Adam Kiefer of Talage
An exclusive Tech Tribune Q&A with Adam Kiefer, the co-founder and CEO of Talage, which was honored in our:
Tell us the origin story of Talage – what problem were you trying to solve and why?
Talage, like a lot of other tech startups, was born of a simple enough idea: there has to be a better way. For us, we saw that there had to be a better way to sell small commercial insurance. Personally, I had worked for insurance agencies of different sizes throughout my career and had seen how difficult it was to sell and service small accounts. Insurance agents were faced with an issue where, in a lot of scenarios, they could not afford to handle small businesses, which make up a huge part of the communities where they operate. Insurance companies were putting resources into their technology enhancements, but the agents just couldn’t match that investment to properly take advantage of the innovative work being done. Talage set out to level the playing field, and with partnerships with national insurance companies, we brought scalable technology to the independent insurance agency channel that didn’t require huge upfront investments of time and money.
What was the biggest hurdle you encountered in your journey?
There are a lot of hurdles when you build a business from scratch. A lot of things we went through are pretty standard to startups in general. Things like raising money, setting up proper corporate structures, and hiring great people are not unique struggles, but we did have to navigate through the insurance industry. Insurance as an industry is hundreds of years old and there are some very old, very big incumbent players in the space. It’s also surprisingly fragmented due to the unique regulatory environment. By and large, insurance is controlled at the state level, so operating in the United States requires that you navigate 51+ jurisdictions (DC and the US territories are all separate). Convincing publicly traded, 100-year-old companies that we can shift their business model and their approach took some convincing, as you can imagine. But it’s a unique time in insurance, and as they say, timing is everything. Talage could not have existed 10 years ago and I don’t think this opportunity will be here 10 years from now, so we’re focused on making the right impact at the right time.
What does the future hold for Talage?
More growth! Talage is deepening our relationships across the industry with expansion on both sides of our model – we have more insurance companies than we can handle looking to participate in our platform and use it to grow their distribution into the future. We are also getting huge demand from agents of all sizes and types that want access to the network that we’ve created. It’s a fun time as a company because while we’re always learning, we’re close to getting the recipe right, so to speak, and now it’s time to let it run. We’re growing the team and expanding product features all the time. The future is bright, but we are laser-focused on executing today for the opportunities at hand.
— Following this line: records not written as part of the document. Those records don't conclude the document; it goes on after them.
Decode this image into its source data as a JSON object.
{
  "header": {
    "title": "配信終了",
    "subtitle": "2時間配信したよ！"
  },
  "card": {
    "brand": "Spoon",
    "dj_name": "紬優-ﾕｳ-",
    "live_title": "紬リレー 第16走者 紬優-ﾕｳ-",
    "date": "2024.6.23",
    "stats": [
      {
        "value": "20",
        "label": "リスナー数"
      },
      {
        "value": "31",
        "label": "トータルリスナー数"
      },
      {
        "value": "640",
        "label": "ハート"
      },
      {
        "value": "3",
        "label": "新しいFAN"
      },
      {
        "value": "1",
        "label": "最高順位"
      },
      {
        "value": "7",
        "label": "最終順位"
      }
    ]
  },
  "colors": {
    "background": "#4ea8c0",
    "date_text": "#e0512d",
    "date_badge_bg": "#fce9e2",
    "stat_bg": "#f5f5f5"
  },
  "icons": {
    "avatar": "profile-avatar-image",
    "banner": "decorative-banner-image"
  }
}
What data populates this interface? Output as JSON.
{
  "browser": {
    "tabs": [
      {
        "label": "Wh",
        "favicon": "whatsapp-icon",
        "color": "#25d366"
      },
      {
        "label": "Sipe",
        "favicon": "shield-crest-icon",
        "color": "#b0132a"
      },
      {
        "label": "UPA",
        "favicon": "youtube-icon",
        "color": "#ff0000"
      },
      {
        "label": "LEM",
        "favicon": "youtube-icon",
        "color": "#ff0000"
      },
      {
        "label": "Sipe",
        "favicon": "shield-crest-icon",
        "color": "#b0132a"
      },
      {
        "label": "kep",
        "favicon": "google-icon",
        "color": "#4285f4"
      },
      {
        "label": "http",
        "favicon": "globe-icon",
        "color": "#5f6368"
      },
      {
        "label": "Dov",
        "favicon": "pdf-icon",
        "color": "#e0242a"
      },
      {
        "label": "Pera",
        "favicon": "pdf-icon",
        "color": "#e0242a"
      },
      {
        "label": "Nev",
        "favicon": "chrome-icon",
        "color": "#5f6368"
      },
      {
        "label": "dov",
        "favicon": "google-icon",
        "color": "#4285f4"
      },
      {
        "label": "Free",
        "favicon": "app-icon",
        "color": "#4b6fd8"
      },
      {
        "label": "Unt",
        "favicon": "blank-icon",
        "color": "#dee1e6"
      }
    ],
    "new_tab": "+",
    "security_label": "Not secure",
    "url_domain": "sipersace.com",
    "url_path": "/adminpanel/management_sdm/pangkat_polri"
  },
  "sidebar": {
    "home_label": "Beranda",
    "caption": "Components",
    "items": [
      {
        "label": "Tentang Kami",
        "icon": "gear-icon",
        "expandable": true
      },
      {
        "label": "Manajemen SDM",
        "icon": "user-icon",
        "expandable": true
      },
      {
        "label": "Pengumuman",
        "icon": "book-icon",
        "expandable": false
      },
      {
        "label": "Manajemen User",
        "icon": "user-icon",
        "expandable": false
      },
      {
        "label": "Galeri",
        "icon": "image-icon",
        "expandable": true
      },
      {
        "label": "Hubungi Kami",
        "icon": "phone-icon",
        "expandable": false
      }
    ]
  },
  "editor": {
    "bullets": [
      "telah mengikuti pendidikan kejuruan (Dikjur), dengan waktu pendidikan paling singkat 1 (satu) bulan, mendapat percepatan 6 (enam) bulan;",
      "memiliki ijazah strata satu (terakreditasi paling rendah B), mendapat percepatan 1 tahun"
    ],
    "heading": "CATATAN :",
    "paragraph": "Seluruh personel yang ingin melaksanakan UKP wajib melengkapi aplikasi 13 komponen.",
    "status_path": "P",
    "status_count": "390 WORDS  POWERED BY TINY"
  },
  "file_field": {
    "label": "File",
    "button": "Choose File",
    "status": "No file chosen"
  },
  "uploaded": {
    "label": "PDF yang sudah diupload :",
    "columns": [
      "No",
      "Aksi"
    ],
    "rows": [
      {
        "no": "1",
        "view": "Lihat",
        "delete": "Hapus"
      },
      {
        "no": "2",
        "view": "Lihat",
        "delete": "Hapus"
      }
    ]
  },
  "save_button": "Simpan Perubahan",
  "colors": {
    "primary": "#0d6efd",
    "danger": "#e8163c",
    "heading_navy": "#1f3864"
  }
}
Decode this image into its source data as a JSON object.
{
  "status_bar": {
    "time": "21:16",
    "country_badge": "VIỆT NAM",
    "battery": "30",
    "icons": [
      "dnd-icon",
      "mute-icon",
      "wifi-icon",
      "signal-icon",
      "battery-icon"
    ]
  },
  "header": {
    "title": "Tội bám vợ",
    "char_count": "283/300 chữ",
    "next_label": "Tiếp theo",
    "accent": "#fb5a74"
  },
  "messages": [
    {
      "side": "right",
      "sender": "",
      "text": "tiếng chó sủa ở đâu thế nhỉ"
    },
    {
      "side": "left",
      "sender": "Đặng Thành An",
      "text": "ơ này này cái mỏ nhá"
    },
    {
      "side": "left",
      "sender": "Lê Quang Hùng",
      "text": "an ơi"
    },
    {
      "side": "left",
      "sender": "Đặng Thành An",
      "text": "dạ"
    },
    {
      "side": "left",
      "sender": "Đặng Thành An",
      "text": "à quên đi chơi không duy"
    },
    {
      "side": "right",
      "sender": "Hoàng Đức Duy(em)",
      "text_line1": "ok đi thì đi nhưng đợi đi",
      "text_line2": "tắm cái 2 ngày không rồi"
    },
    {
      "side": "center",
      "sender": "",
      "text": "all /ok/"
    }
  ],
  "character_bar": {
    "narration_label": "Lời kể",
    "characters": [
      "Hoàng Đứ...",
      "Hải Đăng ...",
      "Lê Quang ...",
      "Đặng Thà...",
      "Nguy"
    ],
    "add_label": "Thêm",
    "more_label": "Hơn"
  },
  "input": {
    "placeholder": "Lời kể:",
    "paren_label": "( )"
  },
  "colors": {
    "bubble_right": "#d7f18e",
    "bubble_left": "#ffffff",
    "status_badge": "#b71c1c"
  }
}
What are your thoughts on the local tech startup scene in Reno?
Reno has definitely come a long way, but there is more work to be done. We started the company in Reno and were excited to do so, but we quickly found that Reno was lacking some critical components to truly be an entrepreneurial hub. As a result, we spent a lot of time early on making the Interstate 80 drive down to San Francisco and the Bay Area. There are absolutely advantages from a tax and lifestyle vantage point to living and building the company in Reno, but in terms of start-up infrastructure, the best thing about Reno is probably that it’s close to the Bay Area. We tried for a while to raise capital in Nevada, but we were not able to accomplish that, and with 2 exceptions (including Battle Born Venture, the state’s venture capital program), all of our funding has come from California. So while I believe Reno has its heart in the right place, if it truly wants to be a player as a startup community, it needs to get its checkbooks in the right place as well.
What’s your best advice for aspiring entrepreneurs?
Perseverance. It’s as simple as that. Starting out, you will hit roadblock after roadblock, and you will see very quickly why not everyone starts a company like this. Before we closed our first round of funding, we talked to 70 different investment firms. Hearing “no” or worse “maybe” takes a toll. You’ve got to have the ability to brush it off again and again. You’ll learn that you’ll hear “no” even if people like what you are doing. They may be a wrong fit in terms of size of the investment, it may be outside the thesis for a particular fund, or they may be in the middle of raising money themselves.
There are a thousand reasons why people will say no, but you’ve got to have the mindset that it’s going to be a process, and it’s going to be a struggle at times. Make sure your personal life is prepared for that as well. Your family, spouse, partner, or whatever you’ve got need to understand that this journey is going to be a drain, emotionally, mentally, and financially. Taking all that into account, for all the negatives, and all the trials and tribulations, the journey is more rewarding than anything else I’ve ever done professionally. Taking something from an idea in a notebook, or on a napkin, and watching people buy-in, seeing customers understand the value that you bring to their business, and hiring employees who take your vision and apply their own spin that takes it even further is amazing. It’s a crazy ride filled with ups and downs and twists and turns, but for me personally, I’m better for having taken it, no matter where it stops.